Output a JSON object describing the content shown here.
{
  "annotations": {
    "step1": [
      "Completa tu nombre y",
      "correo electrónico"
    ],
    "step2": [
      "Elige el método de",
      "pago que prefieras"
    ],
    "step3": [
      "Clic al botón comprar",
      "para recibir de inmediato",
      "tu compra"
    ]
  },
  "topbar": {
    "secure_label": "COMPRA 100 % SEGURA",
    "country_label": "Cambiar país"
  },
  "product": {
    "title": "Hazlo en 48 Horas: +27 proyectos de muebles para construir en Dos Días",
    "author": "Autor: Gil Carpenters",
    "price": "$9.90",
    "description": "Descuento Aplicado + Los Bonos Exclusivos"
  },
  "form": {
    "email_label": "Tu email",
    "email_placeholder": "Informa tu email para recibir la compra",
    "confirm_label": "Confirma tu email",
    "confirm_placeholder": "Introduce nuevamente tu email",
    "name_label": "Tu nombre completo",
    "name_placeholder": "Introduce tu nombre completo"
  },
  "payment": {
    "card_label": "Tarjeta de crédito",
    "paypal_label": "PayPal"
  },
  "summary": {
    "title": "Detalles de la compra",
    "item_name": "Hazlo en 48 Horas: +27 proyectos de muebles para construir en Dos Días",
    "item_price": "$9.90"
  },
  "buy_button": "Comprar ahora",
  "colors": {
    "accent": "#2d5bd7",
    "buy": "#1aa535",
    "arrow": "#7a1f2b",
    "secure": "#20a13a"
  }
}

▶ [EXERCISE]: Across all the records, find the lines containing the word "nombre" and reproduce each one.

▶ [THE COMPLETED TASK]:
      "Completa tu nombre y",
    "name_label": "Tu nombre completo",
    "name_placeholder": "Introduce tu nombre completo"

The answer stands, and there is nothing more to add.